**WHAT YOU SHOULD DO:** What is needed is a faithful copy of all the records.

:: EXERCISE INPUTS

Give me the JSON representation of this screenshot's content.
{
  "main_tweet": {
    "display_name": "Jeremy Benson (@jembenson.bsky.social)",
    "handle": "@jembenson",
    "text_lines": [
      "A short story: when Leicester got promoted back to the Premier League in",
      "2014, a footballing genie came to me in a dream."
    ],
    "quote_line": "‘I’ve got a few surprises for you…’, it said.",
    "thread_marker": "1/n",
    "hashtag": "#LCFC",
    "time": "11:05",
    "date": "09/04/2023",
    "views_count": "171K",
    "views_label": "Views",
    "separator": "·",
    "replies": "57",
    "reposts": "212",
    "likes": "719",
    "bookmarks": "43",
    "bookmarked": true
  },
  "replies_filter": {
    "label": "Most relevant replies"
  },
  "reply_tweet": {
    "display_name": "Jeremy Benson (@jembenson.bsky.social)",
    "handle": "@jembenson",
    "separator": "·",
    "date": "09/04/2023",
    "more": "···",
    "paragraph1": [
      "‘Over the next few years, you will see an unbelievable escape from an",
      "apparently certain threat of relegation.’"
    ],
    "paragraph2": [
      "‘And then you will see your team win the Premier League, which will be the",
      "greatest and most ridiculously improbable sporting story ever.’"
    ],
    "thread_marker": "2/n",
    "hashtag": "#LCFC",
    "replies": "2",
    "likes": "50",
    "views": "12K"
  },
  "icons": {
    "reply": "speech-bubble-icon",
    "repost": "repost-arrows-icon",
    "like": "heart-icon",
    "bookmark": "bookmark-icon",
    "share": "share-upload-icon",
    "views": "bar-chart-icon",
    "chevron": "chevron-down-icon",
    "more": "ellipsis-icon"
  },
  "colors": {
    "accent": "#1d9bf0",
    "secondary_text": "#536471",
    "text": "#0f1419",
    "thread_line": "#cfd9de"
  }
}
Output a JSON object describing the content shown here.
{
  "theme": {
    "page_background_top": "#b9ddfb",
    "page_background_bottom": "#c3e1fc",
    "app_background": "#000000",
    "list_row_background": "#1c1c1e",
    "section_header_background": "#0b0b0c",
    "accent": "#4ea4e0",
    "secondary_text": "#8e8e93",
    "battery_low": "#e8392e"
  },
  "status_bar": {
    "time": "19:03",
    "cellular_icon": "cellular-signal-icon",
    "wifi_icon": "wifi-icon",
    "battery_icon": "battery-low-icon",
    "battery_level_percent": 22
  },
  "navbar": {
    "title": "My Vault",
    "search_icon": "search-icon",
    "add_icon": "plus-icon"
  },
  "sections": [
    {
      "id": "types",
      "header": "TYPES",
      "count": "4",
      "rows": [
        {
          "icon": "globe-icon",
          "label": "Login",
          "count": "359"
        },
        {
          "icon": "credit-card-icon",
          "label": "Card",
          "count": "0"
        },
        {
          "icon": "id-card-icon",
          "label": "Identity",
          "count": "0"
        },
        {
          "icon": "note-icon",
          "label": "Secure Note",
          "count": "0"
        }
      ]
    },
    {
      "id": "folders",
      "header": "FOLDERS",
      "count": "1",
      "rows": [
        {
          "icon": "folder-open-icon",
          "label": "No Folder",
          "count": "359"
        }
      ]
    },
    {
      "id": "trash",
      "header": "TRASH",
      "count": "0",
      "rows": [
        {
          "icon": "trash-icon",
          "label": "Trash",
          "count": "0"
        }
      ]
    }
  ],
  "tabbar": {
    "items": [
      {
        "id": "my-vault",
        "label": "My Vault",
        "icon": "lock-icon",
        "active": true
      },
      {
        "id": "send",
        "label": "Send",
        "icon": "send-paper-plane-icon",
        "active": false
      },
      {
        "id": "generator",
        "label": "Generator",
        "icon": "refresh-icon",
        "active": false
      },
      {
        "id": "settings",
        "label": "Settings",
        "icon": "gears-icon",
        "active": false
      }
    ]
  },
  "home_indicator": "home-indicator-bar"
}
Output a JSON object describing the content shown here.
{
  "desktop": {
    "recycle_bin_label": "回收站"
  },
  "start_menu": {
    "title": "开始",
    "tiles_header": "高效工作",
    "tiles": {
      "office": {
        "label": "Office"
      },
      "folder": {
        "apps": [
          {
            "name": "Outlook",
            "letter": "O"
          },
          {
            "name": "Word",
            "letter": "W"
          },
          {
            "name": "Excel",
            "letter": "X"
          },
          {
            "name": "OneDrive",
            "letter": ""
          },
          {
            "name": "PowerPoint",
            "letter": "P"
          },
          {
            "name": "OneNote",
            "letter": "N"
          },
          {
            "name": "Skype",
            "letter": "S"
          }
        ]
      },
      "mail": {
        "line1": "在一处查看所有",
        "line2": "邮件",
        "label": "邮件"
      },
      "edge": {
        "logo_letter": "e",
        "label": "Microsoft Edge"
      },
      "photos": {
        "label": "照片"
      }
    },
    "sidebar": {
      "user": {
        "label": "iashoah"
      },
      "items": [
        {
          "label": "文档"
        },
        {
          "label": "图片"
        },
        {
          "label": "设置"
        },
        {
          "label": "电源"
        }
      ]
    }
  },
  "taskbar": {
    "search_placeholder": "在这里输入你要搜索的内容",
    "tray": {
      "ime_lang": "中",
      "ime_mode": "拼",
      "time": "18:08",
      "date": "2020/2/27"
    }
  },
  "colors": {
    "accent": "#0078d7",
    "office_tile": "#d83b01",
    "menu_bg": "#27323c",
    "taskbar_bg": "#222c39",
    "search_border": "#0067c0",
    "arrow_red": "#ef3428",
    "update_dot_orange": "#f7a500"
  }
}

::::

**ANSWER SECTION:**
Give me the JSON representation of this screenshot's content.
{
  "main_tweet": {
    "display_name": "Jeremy Benson (@jembenson.bsky.social)",
    "handle": "@jembenson",
    "text_lines": [
      "A short story: when Leicester got promoted back to the Premier League in",
      "2014, a footballing genie came to me in a dream."
    ],
    "quote_line": "‘I’ve got a few surprises for you…’, it said.",
    "thread_marker": "1/n",
    "hashtag": "#LCFC",
    "time": "11:05",
    "date": "09/04/2023",
    "views_count": "171K",
    "views_label": "Views",
    "separator": "·",
    "replies": "57",
    "reposts": "212",
    "likes": "719",
    "bookmarks": "43",
    "bookmarked": true
  },
  "replies_filter": {
    "label": "Most relevant replies"
  },
  "reply_tweet": {
    "display_name": "Jeremy Benson (@jembenson.bsky.social)",
    "handle": "@jembenson",
    "separator": "·",
    "date": "09/04/2023",
    "more": "···",
    "paragraph1": [
      "‘Over the next few years, you will see an unbelievable escape from an",
      "apparently certain threat of relegation.’"
    ],
    "paragraph2": [
      "‘And then you will see your team win the Premier League, which will be the",
      "greatest and most ridiculously improbable sporting story ever.’"
    ],
    "thread_marker": "2/n",
    "hashtag": "#LCFC",
    "replies": "2",
    "likes": "50",
    "views": "12K"
  },
  "icons": {
    "reply": "speech-bubble-icon",
    "repost": "repost-arrows-icon",
    "like": "heart-icon",
    "bookmark": "bookmark-icon",
    "share": "share-upload-icon",
    "views": "bar-chart-icon",
    "chevron": "chevron-down-icon",
    "more": "ellipsis-icon"
  },
  "colors": {
    "accent": "#1d9bf0",
    "secondary_text": "#536471",
    "text": "#0f1419",
    "thread_line": "#cfd9de"
  }
}
Output a JSON object describing the content shown here.
{
  "theme": {
    "page_background_top": "#b9ddfb",
    "page_background_bottom": "#c3e1fc",
    "app_background": "#000000",
    "list_row_background": "#1c1c1e",
    "section_header_background": "#0b0b0c",
    "accent": "#4ea4e0",
    "secondary_text": "#8e8e93",
    "battery_low": "#e8392e"
  },
  "status_bar": {
    "time": "19:03",
    "cellular_icon": "cellular-signal-icon",
    "wifi_icon": "wifi-icon",
    "battery_icon": "battery-low-icon",
    "battery_level_percent": 22
  },
  "navbar": {
    "title": "My Vault",
    "search_icon": "search-icon",
    "add_icon": "plus-icon"
  },
  "sections": [
    {
      "id": "types",
      "header": "TYPES",
      "count": "4",
      "rows": [
        {
          "icon": "globe-icon",
          "label": "Login",
          "count": "359"
        },
        {
          "icon": "credit-card-icon",
          "label": "Card",
          "count": "0"
        },
        {
          "icon": "id-card-icon",
          "label": "Identity",
          "count": "0"
        },
        {
          "icon": "note-icon",
          "label": "Secure Note",
          "count": "0"
        }
      ]
    },
    {
      "id": "folders",
      "header": "FOLDERS",
      "count": "1",
      "rows": [
        {
          "icon": "folder-open-icon",
          "label": "No Folder",
          "count": "359"
        }
      ]
    },
    {
      "id": "trash",
      "header": "TRASH",
      "count": "0",
      "rows": [
        {
          "icon": "trash-icon",
          "label": "Trash",
          "count": "0"
        }
      ]
    }
  ],
  "tabbar": {
    "items": [
      {
        "id": "my-vault",
        "label": "My Vault",
        "icon": "lock-icon",
        "active": true
      },
      {
        "id": "send",
        "label": "Send",
        "icon": "send-paper-plane-icon",
        "active": false
      },
      {
        "id": "generator",
        "label": "Generator",
        "icon": "refresh-icon",
        "active": false
      },
      {
        "id": "settings",
        "label": "Settings",
        "icon": "gears-icon",
        "active": false
      }
    ]
  },
  "home_indicator": "home-indicator-bar"
}
Output a JSON object describing the content shown here.
{
  "desktop": {
    "recycle_bin_label": "回收站"
  },
  "start_menu": {
    "title": "开始",
    "tiles_header": "高效工作",
    "tiles": {
      "office": {
        "label": "Office"
      },
      "folder": {
        "apps": [
          {
            "name": "Outlook",
            "letter": "O"
          },
          {
            "name": "Word",
            "letter": "W"
          },
          {
            "name": "Excel",
            "letter": "X"
          },
          {
            "name": "OneDrive",
            "letter": ""
          },
          {
            "name": "PowerPoint",
            "letter": "P"
          },
          {
            "name": "OneNote",
            "letter": "N"
          },
          {
            "name": "Skype",
            "letter": "S"
          }
        ]
      },
      "mail": {
        "line1": "在一处查看所有",
        "line2": "邮件",
        "label": "邮件"
      },
      "edge": {
        "logo_letter": "e",
        "label": "Microsoft Edge"
      },
      "photos": {
        "label": "照片"
      }
    },
    "sidebar": {
      "user": {
        "label": "iashoah"
      },
      "items": [
        {
          "label": "文档"
        },
        {
          "label": "图片"
        },
        {
          "label": "设置"
        },
        {
          "label": "电源"
        }
      ]
    }
  },
  "taskbar": {
    "search_placeholder": "在这里输入你要搜索的内容",
    "tray": {
      "ime_lang": "中",
      "ime_mode": "拼",
      "time": "18:08",
      "date": "2020/2/27"
    }
  },
  "colors": {
    "accent": "#0078d7",
    "office_tile": "#d83b01",
    "menu_bg": "#27323c",
    "taskbar_bg": "#222c39",
    "search_border": "#0067c0",
    "arrow_red": "#ef3428",
    "update_dot_orange": "#f7a500"
  }
}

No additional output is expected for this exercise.